Do you have a favourite song on the record?

Nitrous Gas’. It’s quite a personal one, and it takes me back to a weird time in my life. It’s good to be reminded of it, as I don’t wish to return to that mental state again.

Aidan Moffat appeared on ‘Wedding Gloves’ on the last EP. How was he to work with? He sounds like he might be a little irascible in real life…

Aidan was great to work with. We recorded his part really quickly and it was total a joy. I think his persona may be misleading… He’s one of the nicest people I’ve encountered in music. Honestly!

Do you have any more collaborations planned?

I’ve just finished a song with Andy Hull from Manchester Orchestra. I loved his solo album Church Of The Good Thief, so I was pleased as punch to work with him. In “musical fantasyland” I’d kill to work with Jeff Tweedy one day; he’s an absolute hero of mine. That would definitely be a “die happy” scenario...

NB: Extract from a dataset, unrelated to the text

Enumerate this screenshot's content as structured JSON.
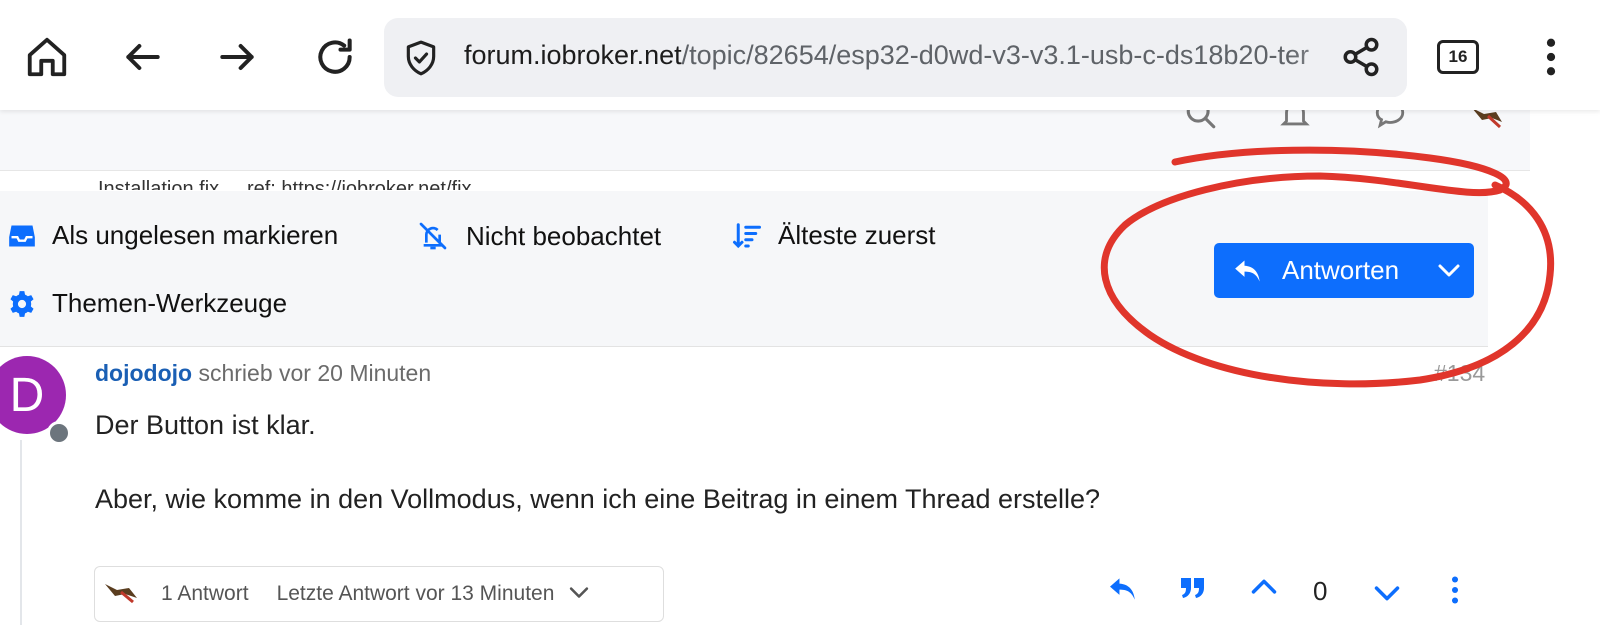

All your albums have been well-received, but it feels like this could be the one that really sees you crossover to a wider audience. Is becoming a household name something that interests you?

I don’t know how you would prepare for that, but I’m certainly not expecting to become a household name. Of course, I’d like our music to be heard by as many ears as possible, but if we remain at this level whilst continuing to move forward creatively, I’ll be perfectly happy with that.

We want our music to reach lots of people, but I just never want to feel like this is a band that is sitting still. It’s strange to think that our fourth album is actually the start of something new and exciting for the band, rather than a feeling like the “settling” of a career.

What’s been the highlight so far?

There have been so many. When a band builds slowly and organically as we have, it’s less about one moment and more about a series of moments that allow you to gain momentum. That said, I’ll never forget the day we played at T In The Park in 2010. If there was a “landmark” show for me thus far, that was certainly it.

Finally, could you recommend a few albums that you’re enjoying at the moment please?

Flutes by Flutes, {Awayland} by Villagers, Half Way Home by Angel Olsen, Hello Hum by Wintersleep and Hummingbird by Local Natives.